# PROBLEM
Go through the data and copy each line where the word "Ming" shows up.

[App and web page records]
= = =
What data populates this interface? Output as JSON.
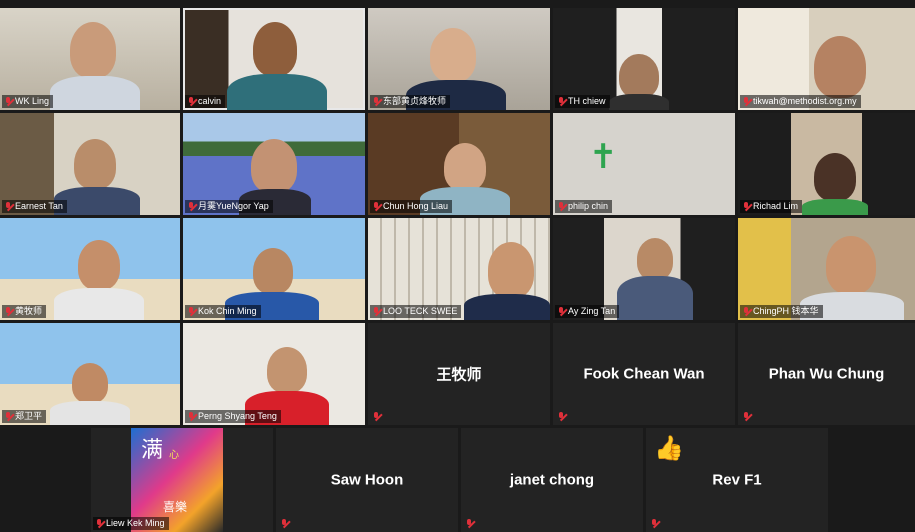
{
  "participants": [
    {
      "name": "WK Ling"
    },
    {
      "name": "calvin"
    },
    {
      "name": "东部黄贞烽牧师"
    },
    {
      "name": "TH chiew"
    },
    {
      "name": "tikwah@methodist.org.my"
    },
    {
      "name": "Earnest Tan"
    },
    {
      "name": "月霙YueNgor Yap"
    },
    {
      "name": "Chun Hong Liau"
    },
    {
      "name": "philip chin"
    },
    {
      "name": "Richad Lim"
    },
    {
      "name": "黄牧师"
    },
    {
      "name": "Kok Chin Ming"
    },
    {
      "name": "LOO TECK SWEE"
    },
    {
      "name": "Ay Zing Tan"
    },
    {
      "name": "ChingPH 钱本华"
    },
    {
      "name": "郑卫平"
    },
    {
      "name": "Perng Shyang Teng"
    },
    {
      "name": "王牧师"
    },
    {
      "name": "Fook Chean Wan"
    },
    {
      "name": "Phan Wu Chung"
    },
    {
      "name": "Liew Kek Ming",
      "poster_big_text": "满",
      "poster_small_text": "心",
      "poster_bottom_text": "喜樂"
    },
    {
      "name": "Saw Hoon"
    },
    {
      "name": "janet chong"
    },
    {
      "name": "Rev F1"
    }
  ],
  "colors": {
    "muted_mic": "#e0303a",
    "active_speaker_border": "#e8e8e8",
    "tile_bg": "#232323",
    "page_bg": "#1a1a1a"
  },
  "icons": {
    "muted": "microphone-muted-icon",
    "reaction": "thumbs-up-icon",
    "cross": "cross-icon"
  }
}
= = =
# ANSWER SPACE
      "name": "Kok Chin Ming"
      "name": "Liew Kek Ming",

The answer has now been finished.